Moriah Bridges wanted to thank God for His immeasurable blessings on Beaver High School’s graduating class. But she could not, because she was told it was against the law.
The Pennsylvania teenager wanted to offer thanksgiving to the Almighty for parents and coaches and teachers. But again, she could not, because she was told it was against the law.
“Make us selfless. Make us just. Make us successful people, but more than that, make us good people,” Moriah wanted to pray. But that too, was determined to be unlawful.
This is the America – the land of the free, the home of the brave. But it is also a place where a young teenager girl is not permitted to mention the name of Jesus Christ or anything remotely religious in a graduation speech at a public high school.
Moriah Bridges, a member of the 2017 graduating class, was asked to provide what they call the closing exercise at Beaver High School’s graduation on June 2.
She crafted a lovely prayer that mentioned her “Heavenly Father” and her “Lord.”
“Lord, surround us with grace and favor everywhere we go,” she prayed. “Soften our hearts to teach us love and compassion, to show mercy and grace to others the way that you showed mercy and grace to us, even to the ultimate sacrifice. Help us love our brothers and our sisters deeply. Lead us to bless them.”
Unfortunately, Moriah was not permitted to deliver that prayer – thanks to the Beaver Area School District.
On May 31, the district notified the teenager that her prepared remarks were unlawful, unconstitutional, and therefore, impermissible.
“The selected students may still address their class and indicate the things that they wish/hope for their class, but they may not do it in the style of a prayer and most certainly may not recite a prayer that excludes other religions (by ending ‘in the name of our Lord and Savior, Jesus Christ” or “in the matchless name of Jesus,’” principal Steven Wellendorf wrote to Moriah in a letter.
The principal flat-out told the young lady that prayer – even student-led prayer – is not permissible by federal law. Click here to watch the remarks she was permitted to deliver.
“I was shocked that the school said my personal remarks broke the law and I was saddened that I could not draw upon my Christian identity to express my best wishes for my classmates on what should’ve been the happiest day of high school,” Moriah said.
Moriah abided by the school district’s edict – and then she contacted First Liberty Institute, one of the nation’s top religious liberty law firms.
“The last lesson this school district taught its students is that they should hide their religious beliefs from public view,” First Liberty Institute attorney Jeremy Dys told me. “That fails the test of the First Amendment.”
It wasn’t Moriah who broke the law, it was the school district, Dys said.
“In short, school officials – in violation of the First Amendment – forced Moriah to censor her personal remarks during the closing exercise of her commencement ceremony merely because of the religious viewpoint of her remarks,” the attorney said. “Because of Dr. Rowe’s instructions, Moriah was muzzled and restrained by school officials on the penultimate day of her high school career.”

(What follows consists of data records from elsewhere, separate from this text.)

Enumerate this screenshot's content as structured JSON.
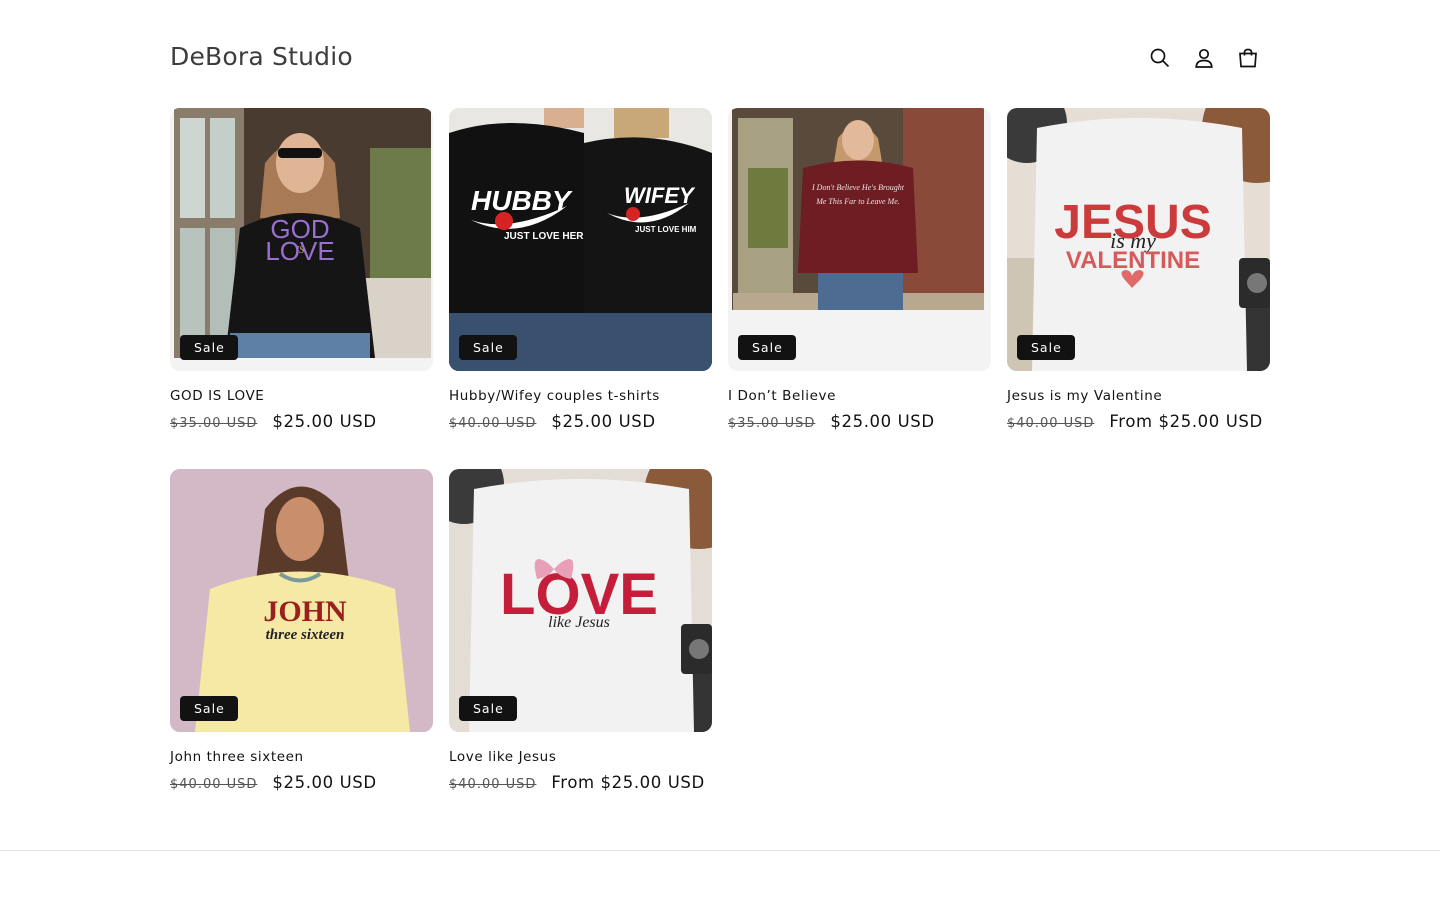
{
  "header": {
    "store_name": "DeBora Studio",
    "icons": [
      "search-icon",
      "account-icon",
      "cart-icon"
    ]
  },
  "products": [
    {
      "title": "GOD IS LOVE",
      "badge": "Sale",
      "compare_price": "$35.00 USD",
      "price": "$25.00 USD",
      "shirt_text": [
        "GOD",
        "IS",
        "LOVE"
      ]
    },
    {
      "title": "Hubby/Wifey couples t-shirts",
      "badge": "Sale",
      "compare_price": "$40.00 USD",
      "price": "$25.00 USD",
      "shirt_text": [
        "HUBBY",
        "JUST LOVE HER",
        "WIFEY",
        "JUST LOVE HIM"
      ]
    },
    {
      "title": "I Don’t Believe",
      "badge": "Sale",
      "compare_price": "$35.00 USD",
      "price": "$25.00 USD",
      "shirt_text": [
        "I Don't Believe He's Brought",
        "Me This Far to Leave Me."
      ]
    },
    {
      "title": "Jesus is my Valentine",
      "badge": "Sale",
      "compare_price": "$40.00 USD",
      "price": "From $25.00 USD",
      "shirt_text": [
        "JESUS",
        "is my",
        "VALENTINE"
      ]
    },
    {
      "title": "John three sixteen",
      "badge": "Sale",
      "compare_price": "$40.00 USD",
      "price": "$25.00 USD",
      "shirt_text": [
        "JOHN",
        "three sixteen"
      ]
    },
    {
      "title": "Love like Jesus",
      "badge": "Sale",
      "compare_price": "$40.00 USD",
      "price": "From $25.00 USD",
      "shirt_text": [
        "LOVE",
        "like Jesus"
      ]
    }
  ]
}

The U.S. Department of Education has a long-standing policy regarding student speech – a policy that covers graduation ceremonies.
“Where students or other private graduation speakers are selected on the basis of genuinely neutral, evenhanded criteria and retain primary control over the content of their expression, however, that expression is not attributable to the school and therefore may not be restricted because of its religious (or anti-religious) content,” the policy reads.
Dys is calling for a meeting with school officials – but so far they have not responded.
The school district’s suggestion that Moriah should offer wishes or hopes for her fellow graduates is ludicrous. Moriah was not praying to some sort of fairy godmother. She was praying to Almighty God.
Ironically, by refusing to allow a student to pray in the name of Jesus Christ, the school district excluded the Christian religion.
But these days excluding Christianity to achieve inclusiveness is a standing operating procedure on high school campuses.